All forms of technique – whether it’s scripting a plot twist or choreographing an action sequence – can be taught, but it takes a special kind of vision and emotional bravery to make a piece meaningful (actually, ix-nay on the emotional bravery part. This is storytelling, not Vietnam). I remember a classmate from college who wrote a perfectly executed and immaculately plotted short story about a Nazi cannibal who eats a baby from behind the curtain of a puppet show. Now while I give my ex-classmate some hard-earned psychopath points, his story only goes to show that technique – the physical construction of a piece – will always come second to the creative vision guiding it. I’m sure Eubank has some (his previous film, Love, received higher ratings), but The Signal is much better at blowing up a truck than it is at exploring a coming-of-age (maybe he should have added a Nazi cannibal?! God I still hate that guy).
Most of Nic’s time in prison is spent in an interrogation room with Laurence Fishburne (that’s a yay), a government agent dressed in an Alexander McQueen bubble suit. Fishburne encourages Nic to reconstruct the night they went into NOMAD’s house, but Nic refuses to give any answers until he’s released. It’s a Sisyphean effort on the protagonist’s part, and as the anxiety heightens, the film switches gears yet again and moves into David Lynch-style hysteria. Say whatever you want about Blue Velvet or Mulholland Drive, but when filmmakers openly admit to “pulling from David Lynch,” I pop a benzo and hope for the best. Surrealism, when done well, can heighten whatever absurdities/emotional contours a standard-issue script may lack. But when done poorly, it can feel narcissistic and sloppy, a James Franco poem set to life.
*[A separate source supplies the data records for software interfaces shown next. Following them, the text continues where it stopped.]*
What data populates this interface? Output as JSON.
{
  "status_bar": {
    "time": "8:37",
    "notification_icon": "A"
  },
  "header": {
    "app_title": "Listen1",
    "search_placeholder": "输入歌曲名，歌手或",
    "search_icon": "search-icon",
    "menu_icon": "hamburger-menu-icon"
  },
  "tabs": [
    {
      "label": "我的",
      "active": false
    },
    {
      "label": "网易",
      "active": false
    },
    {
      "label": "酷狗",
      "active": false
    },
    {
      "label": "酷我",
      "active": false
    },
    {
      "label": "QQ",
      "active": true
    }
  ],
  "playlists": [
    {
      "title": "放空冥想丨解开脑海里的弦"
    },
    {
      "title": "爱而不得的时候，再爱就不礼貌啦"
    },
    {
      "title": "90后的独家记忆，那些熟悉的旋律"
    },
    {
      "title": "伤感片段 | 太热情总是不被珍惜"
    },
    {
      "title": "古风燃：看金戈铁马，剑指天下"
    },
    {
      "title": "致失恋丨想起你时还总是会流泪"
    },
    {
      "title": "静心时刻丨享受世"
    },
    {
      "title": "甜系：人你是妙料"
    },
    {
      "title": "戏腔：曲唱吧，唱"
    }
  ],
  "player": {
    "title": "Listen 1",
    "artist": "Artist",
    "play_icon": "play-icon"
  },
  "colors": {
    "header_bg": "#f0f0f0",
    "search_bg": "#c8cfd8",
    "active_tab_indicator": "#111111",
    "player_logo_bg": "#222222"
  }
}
In the case of The Signal, Lynch-isms appear in the form of a mutilated bloody cow (ding-a-ling symbolism) and a Twin Peaks performance by a too-weird Lin Shaye (playing “The Cardigan Lady”). While the movie is mostly coherent up to this point, it finally explodes in an absurdist, inane, legit embarrassing, plot dump at the end.
None of this is to say that The Signal is a total failure, especially when we live in a landscape dominated by Seth McFarlane love triangles and right-wing Christian mompocalypses. It’s a visually stunning film with a totally identifiable plotline and some real log flume thrills. But it also feels mysteriously empty, character and motive either too understated or too inconsequential to drive the story forward. Haley, the only female protagonist in the film, spends most of her time either dying or whispering nonsense in muted and dulcet Cat Power undertones. Jonah is a relentless “Jonah,” and while Nic may dream of a better world, his vision includes hacker codes and a boring girlfriend. Thanks but no thanks. The Signal goes down like Applebee’s spinach-artichoke dip or Cheesecake Factory guacamole or Olive Garden Italian salad (How many chain restaurant analogies would you like? I grew up in New Jersey, I have thousands). It’s neither hateful nor hungry, neither offensive nor inventive, a movie best experienced with a 1,000 gallon container of coke. For a story that travelled to Sundance, The Signal feels like your standard side-of-the-highway fare. It’s just not worth the mozzarella sticks.
Heather Dockray is a comedian and storyteller living in Brooklyn, NY. You can see more of Heather’s work at www.heatherdockray.com, follow her on twitter @Wear_a_helmet, and email her at email@example.com if you aren’t from Moveon.org.